_Exercise objective_.
Below are some records. Pull every line that contains the word "true".

_Data extract_.

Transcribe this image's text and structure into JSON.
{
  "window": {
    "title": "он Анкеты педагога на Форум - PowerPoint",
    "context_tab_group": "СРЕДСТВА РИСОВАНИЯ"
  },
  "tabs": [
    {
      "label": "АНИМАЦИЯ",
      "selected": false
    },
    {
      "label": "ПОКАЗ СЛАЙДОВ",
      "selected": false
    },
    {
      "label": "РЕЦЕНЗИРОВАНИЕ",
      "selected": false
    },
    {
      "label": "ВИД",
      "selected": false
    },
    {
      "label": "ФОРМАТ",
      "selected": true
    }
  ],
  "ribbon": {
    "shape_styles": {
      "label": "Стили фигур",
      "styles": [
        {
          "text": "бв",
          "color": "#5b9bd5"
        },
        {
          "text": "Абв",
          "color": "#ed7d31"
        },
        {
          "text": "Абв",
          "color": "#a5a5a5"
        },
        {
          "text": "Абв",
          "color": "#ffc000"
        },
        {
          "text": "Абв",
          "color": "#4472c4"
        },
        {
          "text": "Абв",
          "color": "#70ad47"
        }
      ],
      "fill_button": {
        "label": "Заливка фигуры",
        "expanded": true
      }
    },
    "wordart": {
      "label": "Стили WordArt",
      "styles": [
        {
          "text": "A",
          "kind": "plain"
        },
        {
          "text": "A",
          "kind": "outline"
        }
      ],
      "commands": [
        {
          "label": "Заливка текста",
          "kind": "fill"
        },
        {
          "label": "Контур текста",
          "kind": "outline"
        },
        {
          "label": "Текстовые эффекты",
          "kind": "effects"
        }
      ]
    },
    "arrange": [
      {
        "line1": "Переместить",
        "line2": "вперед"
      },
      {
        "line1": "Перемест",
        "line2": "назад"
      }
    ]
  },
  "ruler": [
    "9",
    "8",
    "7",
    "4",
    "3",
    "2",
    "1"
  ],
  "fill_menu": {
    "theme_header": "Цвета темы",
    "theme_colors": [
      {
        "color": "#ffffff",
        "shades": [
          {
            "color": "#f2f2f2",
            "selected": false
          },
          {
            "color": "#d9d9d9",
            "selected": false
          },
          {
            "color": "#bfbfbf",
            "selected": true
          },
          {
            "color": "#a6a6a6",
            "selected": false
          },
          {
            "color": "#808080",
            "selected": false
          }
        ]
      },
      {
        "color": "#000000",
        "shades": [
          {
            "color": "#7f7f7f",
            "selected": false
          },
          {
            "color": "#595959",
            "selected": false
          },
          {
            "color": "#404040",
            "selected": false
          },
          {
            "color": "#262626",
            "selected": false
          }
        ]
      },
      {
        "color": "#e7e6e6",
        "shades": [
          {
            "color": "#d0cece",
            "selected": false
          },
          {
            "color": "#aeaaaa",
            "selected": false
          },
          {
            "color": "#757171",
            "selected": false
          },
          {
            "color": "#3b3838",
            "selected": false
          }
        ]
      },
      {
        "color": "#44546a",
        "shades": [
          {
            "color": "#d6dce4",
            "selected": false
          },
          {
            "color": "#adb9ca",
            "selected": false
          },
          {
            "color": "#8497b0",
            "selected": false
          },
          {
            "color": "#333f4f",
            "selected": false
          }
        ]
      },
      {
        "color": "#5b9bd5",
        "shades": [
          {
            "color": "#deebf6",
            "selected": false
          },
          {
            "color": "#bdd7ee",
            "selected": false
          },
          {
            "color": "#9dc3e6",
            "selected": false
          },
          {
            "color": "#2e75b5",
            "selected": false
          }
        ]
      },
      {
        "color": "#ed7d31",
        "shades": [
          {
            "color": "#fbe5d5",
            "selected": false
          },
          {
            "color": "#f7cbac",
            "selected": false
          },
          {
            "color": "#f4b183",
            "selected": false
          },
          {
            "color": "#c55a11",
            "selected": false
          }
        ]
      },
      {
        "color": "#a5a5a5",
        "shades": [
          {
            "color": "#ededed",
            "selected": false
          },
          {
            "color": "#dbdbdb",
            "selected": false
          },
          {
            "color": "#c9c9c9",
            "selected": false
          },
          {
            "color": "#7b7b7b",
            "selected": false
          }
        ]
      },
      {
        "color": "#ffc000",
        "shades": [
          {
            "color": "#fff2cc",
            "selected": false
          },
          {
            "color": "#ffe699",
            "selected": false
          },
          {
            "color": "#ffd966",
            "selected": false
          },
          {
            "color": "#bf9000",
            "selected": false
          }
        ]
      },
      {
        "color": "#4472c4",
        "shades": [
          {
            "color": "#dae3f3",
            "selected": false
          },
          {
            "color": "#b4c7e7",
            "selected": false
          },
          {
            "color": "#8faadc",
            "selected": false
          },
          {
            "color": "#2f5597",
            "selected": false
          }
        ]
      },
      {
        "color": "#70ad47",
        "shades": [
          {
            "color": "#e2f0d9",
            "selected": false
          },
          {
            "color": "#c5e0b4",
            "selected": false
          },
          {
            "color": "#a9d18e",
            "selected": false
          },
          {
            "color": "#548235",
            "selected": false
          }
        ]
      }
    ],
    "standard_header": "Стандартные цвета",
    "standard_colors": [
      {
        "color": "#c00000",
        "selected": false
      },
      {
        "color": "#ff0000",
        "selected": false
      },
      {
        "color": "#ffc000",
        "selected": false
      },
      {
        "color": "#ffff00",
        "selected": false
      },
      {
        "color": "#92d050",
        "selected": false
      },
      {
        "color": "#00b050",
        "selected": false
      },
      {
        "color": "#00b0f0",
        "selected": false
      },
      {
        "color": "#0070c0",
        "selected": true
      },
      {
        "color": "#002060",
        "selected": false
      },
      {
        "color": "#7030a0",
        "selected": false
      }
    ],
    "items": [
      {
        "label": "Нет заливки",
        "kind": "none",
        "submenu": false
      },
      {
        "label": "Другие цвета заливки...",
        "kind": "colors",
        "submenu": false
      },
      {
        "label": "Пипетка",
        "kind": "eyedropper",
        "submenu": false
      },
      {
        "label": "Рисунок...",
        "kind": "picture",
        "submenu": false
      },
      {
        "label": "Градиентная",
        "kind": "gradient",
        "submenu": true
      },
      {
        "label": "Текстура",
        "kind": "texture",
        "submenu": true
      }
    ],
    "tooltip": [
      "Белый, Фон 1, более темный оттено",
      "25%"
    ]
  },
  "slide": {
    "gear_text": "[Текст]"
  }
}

_Solution_.
      "selected": true
        "expanded": true
            "selected": true
        "selected": true
        "submenu": true
        "submenu": true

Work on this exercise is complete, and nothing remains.